* [Work request] Scan the entries below and tally the lines that include "placeholder". Return nothing but the tally.

* [Material for this task]
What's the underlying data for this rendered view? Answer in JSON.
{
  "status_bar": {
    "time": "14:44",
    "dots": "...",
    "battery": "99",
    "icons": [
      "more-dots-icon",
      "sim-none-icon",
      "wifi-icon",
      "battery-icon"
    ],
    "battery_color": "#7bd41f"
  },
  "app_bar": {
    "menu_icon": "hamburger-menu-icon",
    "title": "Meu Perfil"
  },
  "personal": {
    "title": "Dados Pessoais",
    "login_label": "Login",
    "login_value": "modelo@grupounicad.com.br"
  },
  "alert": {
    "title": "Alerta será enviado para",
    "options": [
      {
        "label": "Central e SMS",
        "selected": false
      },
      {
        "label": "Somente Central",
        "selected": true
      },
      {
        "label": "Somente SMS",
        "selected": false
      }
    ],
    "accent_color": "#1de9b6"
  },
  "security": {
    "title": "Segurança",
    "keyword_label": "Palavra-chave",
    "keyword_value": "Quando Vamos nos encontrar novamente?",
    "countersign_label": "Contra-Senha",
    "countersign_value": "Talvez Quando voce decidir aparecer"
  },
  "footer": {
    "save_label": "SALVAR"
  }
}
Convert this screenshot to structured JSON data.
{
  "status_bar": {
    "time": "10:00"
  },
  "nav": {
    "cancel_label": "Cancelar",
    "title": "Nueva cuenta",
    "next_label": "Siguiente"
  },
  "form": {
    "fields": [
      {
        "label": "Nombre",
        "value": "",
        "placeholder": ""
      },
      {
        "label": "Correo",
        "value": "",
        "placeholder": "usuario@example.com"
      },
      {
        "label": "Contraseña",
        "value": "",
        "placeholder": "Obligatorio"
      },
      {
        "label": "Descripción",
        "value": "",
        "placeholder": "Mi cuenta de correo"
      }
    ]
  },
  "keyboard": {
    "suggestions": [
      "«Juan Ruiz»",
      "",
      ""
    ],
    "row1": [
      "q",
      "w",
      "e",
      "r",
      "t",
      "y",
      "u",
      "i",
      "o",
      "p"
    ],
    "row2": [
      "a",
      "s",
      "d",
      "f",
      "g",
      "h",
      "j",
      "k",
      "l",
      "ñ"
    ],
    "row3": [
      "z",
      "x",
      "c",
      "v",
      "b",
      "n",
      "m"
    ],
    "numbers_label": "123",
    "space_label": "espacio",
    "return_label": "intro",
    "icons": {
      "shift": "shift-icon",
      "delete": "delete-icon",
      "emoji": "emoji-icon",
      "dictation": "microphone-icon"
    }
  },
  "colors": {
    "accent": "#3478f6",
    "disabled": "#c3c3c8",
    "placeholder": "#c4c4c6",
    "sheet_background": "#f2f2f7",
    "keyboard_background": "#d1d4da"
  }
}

* [Exercise response] 5